Items from an interface collection:
--------------------

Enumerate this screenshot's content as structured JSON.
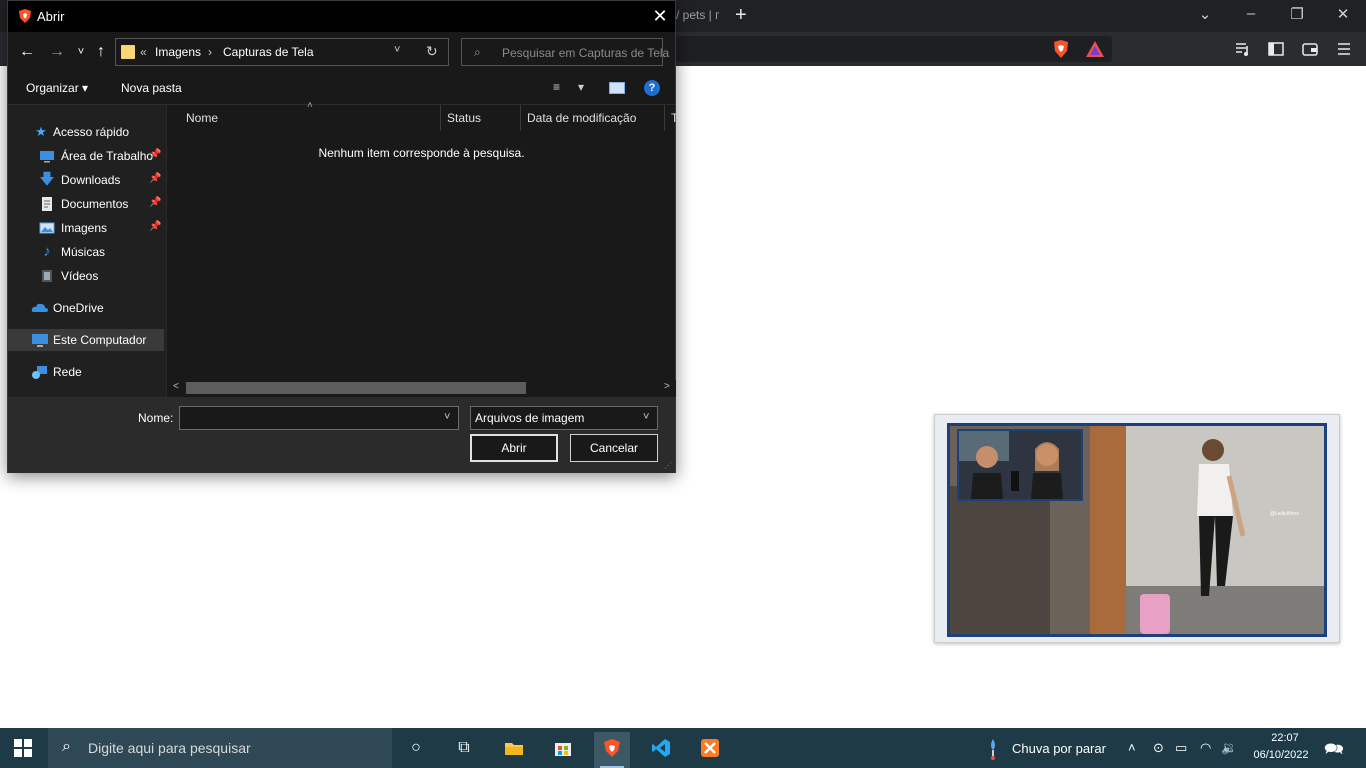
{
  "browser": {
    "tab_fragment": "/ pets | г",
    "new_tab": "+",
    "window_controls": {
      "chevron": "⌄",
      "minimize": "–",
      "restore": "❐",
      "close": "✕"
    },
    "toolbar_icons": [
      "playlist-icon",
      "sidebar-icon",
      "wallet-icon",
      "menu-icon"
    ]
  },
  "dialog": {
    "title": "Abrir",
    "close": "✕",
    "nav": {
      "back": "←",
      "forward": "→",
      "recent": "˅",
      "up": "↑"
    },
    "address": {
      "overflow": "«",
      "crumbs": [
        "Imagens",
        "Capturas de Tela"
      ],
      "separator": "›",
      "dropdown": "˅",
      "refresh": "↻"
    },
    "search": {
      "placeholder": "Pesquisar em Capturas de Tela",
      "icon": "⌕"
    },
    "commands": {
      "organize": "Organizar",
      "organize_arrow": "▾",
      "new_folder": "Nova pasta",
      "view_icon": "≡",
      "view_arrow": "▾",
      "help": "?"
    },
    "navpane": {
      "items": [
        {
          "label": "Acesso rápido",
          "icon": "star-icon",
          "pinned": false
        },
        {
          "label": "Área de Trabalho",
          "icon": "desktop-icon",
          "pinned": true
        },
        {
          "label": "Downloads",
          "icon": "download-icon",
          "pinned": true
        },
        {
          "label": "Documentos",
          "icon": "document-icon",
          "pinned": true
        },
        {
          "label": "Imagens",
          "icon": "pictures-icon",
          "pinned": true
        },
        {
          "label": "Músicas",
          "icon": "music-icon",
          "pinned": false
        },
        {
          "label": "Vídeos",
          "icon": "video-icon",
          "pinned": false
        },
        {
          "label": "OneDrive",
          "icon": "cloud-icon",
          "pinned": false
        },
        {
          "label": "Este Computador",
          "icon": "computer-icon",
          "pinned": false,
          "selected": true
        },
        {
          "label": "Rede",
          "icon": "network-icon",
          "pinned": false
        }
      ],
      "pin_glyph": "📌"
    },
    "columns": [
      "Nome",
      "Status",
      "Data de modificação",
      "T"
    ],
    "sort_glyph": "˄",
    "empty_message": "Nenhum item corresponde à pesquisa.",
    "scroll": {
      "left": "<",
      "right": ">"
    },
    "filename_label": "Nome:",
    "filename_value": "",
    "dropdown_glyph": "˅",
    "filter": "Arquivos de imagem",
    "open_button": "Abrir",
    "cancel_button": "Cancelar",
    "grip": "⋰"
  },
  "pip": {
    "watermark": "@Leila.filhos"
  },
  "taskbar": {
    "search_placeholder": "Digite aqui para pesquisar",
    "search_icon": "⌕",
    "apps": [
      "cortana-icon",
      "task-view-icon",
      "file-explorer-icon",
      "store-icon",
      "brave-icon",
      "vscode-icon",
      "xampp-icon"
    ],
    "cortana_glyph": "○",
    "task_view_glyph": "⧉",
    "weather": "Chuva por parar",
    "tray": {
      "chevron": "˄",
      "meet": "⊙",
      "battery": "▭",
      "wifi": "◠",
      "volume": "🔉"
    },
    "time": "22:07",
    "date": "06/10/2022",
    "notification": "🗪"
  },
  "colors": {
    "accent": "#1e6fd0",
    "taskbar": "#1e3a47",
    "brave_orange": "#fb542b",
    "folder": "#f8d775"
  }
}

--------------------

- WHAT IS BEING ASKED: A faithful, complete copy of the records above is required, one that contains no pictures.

- EXPECTED OUTPUT:
Enumerate this screenshot's content as structured JSON.
{
  "browser": {
    "tab_fragment": "/ pets | г",
    "new_tab": "+",
    "window_controls": {
      "chevron": "⌄",
      "minimize": "–",
      "restore": "❐",
      "close": "✕"
    },
    "toolbar_icons": [
      "playlist-icon",
      "sidebar-icon",
      "wallet-icon",
      "menu-icon"
    ]
  },
  "dialog": {
    "title": "Abrir",
    "close": "✕",
    "nav": {
      "back": "←",
      "forward": "→",
      "recent": "˅",
      "up": "↑"
    },
    "address": {
      "overflow": "«",
      "crumbs": [
        "Imagens",
        "Capturas de Tela"
      ],
      "separator": "›",
      "dropdown": "˅",
      "refresh": "↻"
    },
    "search": {
      "placeholder": "Pesquisar em Capturas de Tela",
      "icon": "⌕"
    },
    "commands": {
      "organize": "Organizar",
      "organize_arrow": "▾",
      "new_folder": "Nova pasta",
      "view_icon": "≡",
      "view_arrow": "▾",
      "help": "?"
    },
    "navpane": {
      "items": [
        {
          "label": "Acesso rápido",
          "icon": "star-icon",
          "pinned": false
        },
        {
          "label": "Área de Trabalho",
          "icon": "desktop-icon",
          "pinned": true
        },
        {
          "label": "Downloads",
          "icon": "download-icon",
          "pinned": true
        },
        {
          "label": "Documentos",
          "icon": "document-icon",
          "pinned": true
        },
        {
          "label": "Imagens",
          "icon": "pictures-icon",
          "pinned": true
        },
        {
          "label": "Músicas",
          "icon": "music-icon",
          "pinned": false
        },
        {
          "label": "Vídeos",
          "icon": "video-icon",
          "pinned": false
        },
        {
          "label": "OneDrive",
          "icon": "cloud-icon",
          "pinned": false
        },
        {
          "label": "Este Computador",
          "icon": "computer-icon",
          "pinned": false,
          "selected": true
        },
        {
          "label": "Rede",
          "icon": "network-icon",
          "pinned": false
        }
      ],
      "pin_glyph": "📌"
    },
    "columns": [
      "Nome",
      "Status",
      "Data de modificação",
      "T"
    ],
    "sort_glyph": "˄",
    "empty_message": "Nenhum item corresponde à pesquisa.",
    "scroll": {
      "left": "<",
      "right": ">"
    },
    "filename_label": "Nome:",
    "filename_value": "",
    "dropdown_glyph": "˅",
    "filter": "Arquivos de imagem",
    "open_button": "Abrir",
    "cancel_button": "Cancelar",
    "grip": "⋰"
  },
  "pip": {
    "watermark": "@Leila.filhos"
  },
  "taskbar": {
    "search_placeholder": "Digite aqui para pesquisar",
    "search_icon": "⌕",
    "apps": [
      "cortana-icon",
      "task-view-icon",
      "file-explorer-icon",
      "store-icon",
      "brave-icon",
      "vscode-icon",
      "xampp-icon"
    ],
    "cortana_glyph": "○",
    "task_view_glyph": "⧉",
    "weather": "Chuva por parar",
    "tray": {
      "chevron": "˄",
      "meet": "⊙",
      "battery": "▭",
      "wifi": "◠",
      "volume": "🔉"
    },
    "time": "22:07",
    "date": "06/10/2022",
    "notification": "🗪"
  },
  "colors": {
    "accent": "#1e6fd0",
    "taskbar": "#1e3a47",
    "brave_orange": "#fb542b",
    "folder": "#f8d775"
  }
}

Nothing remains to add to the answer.